The White House Celebrates a Small Maine Nonprofit


On November 17th, "the biggest party ever" was held at The Telling Room in Portland, Maine to watch a live stream of First Lady Michelle Obama awarding its executive director, Heather Davis and Deering High School student Ibrahim Shkara the 2015 National Arts and Humanities Youth Program Award, the nation's highest honor for exemplary after-school arts programs.

The program being honored is The Telling Room's Young Writers & Leaders, a national model for assimilating immigrant and refugee communities that serves 30 students from close to 20 different countries each year.

This program helps improve these students' writing skills, academic performance, social and emotional wellbeing, and increases their chances for future success.

100% of the program's seniors have gone on to college.

By writing, sharing their personal stories publicly, and publishing a collective book of their essays, the students humanize their experiences, encouraging the Maine community to respond.

The party goers watching the White House award presentation from Portland included alumnae of the Young Writers & Leaders program, teachers, Telling Room staff, volunteers, board members, and friends of this vital organization, whose range of programs serve 2,500 students ages 6-18 each year, including mainstream students, at-risk youth, homeschoolers, gifted and talented students, and those with learning challenges.

Since its founding in 2004, The Telling Room has engaged more than 12,000 young people in their youth writing programs.

On stage, the message from First Lady Michelle Obama and others was clear: "Arts education is not a luxury, it's a necessity."

"You can't help but be moved by these kids, who show us the transformative power of the arts and humanities," said Rachel Goslins, executive director of the President's Committee on the Arts and Humanities. "They are staying in school longer, getting better grades, graduating from high school and going on to college at significantly higher rates than their peers. And they're building skills that will last them a lifetime."


At the party in Maine, while waiting for the live stream to begin, the Telling Room staff, ever-warmly and sincerely, invited alumnae of the Young Writers & Leaders program to come to the microphone and share a phrase of what the program or the Telling Room has meant to them.

As a teacher myself, I thought this was risky - would anyone dare come forward in a crowd so large?

And then, over the course of an hour, I watched nearly every student come forward and share phrases that at times brought tears to the eyes of the group gathered.

They told how the program had welcomed them, given them confidence to share... changed their lives.

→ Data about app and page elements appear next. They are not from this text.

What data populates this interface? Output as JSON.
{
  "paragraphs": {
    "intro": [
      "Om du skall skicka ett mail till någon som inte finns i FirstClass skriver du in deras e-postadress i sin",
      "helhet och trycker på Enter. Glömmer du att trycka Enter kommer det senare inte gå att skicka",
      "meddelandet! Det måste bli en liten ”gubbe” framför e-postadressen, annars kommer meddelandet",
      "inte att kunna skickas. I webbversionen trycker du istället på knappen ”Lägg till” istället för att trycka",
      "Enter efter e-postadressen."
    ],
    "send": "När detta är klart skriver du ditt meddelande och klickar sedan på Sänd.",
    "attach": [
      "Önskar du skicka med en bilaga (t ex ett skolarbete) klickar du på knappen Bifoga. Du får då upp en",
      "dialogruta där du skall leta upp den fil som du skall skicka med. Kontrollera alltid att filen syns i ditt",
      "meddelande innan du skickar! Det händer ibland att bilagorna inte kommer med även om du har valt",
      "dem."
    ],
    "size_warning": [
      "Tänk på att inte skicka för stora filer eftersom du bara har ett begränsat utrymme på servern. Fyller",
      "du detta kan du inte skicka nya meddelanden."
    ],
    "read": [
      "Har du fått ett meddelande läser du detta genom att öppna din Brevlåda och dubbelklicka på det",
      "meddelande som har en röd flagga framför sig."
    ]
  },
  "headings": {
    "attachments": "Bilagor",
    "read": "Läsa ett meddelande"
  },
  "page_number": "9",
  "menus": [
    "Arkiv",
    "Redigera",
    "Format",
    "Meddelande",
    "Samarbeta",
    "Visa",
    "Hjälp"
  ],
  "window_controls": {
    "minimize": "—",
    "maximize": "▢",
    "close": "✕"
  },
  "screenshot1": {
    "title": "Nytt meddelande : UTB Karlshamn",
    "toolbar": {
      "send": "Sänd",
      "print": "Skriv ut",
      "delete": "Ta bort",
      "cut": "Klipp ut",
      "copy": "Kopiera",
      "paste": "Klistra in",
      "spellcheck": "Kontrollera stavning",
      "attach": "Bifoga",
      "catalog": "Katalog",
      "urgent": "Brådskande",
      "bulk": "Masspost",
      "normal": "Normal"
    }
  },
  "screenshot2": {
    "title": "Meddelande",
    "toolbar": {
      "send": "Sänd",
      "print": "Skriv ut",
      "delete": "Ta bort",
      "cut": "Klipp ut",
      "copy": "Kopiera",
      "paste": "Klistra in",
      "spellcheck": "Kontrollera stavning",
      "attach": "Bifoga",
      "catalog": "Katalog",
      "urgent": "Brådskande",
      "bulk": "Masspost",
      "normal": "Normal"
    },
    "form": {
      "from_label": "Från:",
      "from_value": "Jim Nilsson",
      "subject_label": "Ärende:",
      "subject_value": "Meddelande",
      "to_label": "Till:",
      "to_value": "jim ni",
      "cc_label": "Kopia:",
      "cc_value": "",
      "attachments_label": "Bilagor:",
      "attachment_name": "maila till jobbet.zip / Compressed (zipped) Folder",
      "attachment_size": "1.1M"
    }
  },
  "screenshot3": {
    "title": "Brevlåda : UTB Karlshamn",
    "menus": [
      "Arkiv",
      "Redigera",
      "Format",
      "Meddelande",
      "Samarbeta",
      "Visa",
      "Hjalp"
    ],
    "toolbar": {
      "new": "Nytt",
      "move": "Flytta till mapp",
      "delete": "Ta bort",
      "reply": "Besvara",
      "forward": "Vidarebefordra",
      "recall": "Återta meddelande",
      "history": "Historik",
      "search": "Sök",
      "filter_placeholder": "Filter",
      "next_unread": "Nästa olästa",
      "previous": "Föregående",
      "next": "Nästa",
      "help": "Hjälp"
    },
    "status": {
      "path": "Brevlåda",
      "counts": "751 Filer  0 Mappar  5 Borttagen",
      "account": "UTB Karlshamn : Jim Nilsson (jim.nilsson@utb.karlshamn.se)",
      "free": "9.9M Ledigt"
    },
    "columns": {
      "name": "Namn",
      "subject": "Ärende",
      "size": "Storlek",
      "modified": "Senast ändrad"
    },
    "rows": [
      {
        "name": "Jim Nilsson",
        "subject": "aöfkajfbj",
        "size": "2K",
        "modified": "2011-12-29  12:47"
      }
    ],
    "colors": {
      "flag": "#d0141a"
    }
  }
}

"The Telling Room is about love," said Congolese alum Emmanuel Muya. "It's about getting to know someone strange to you and about welcoming immigrants to this country from all over the world, because we're all immigrants to this country."

The juxtaposition of the Paris attacks and the ensuing fear and dialogue was not lost on me as I left the party on that sunny afternoon. I was walking six inches off the ground, having experienced the deep positive energy of love, gratitude and community both in my small town and our nation's capital.

We at The Telling Room hope the White House recognition will help us raise funds to ensure that every child who wants to take part in our programs has the opportunity.

Smiles so broad is how I'd describe both those gathered at the White House accepting awards from Mrs. Obama and for those of us fortunate enough to share the experience from afar.

I didn't turn on the evening news that night...

...preferring instead to let the love that human beings can share and accept wash over me.

Photo of the Telling Room party in Portland, Maine by intern, Brian Threlkeld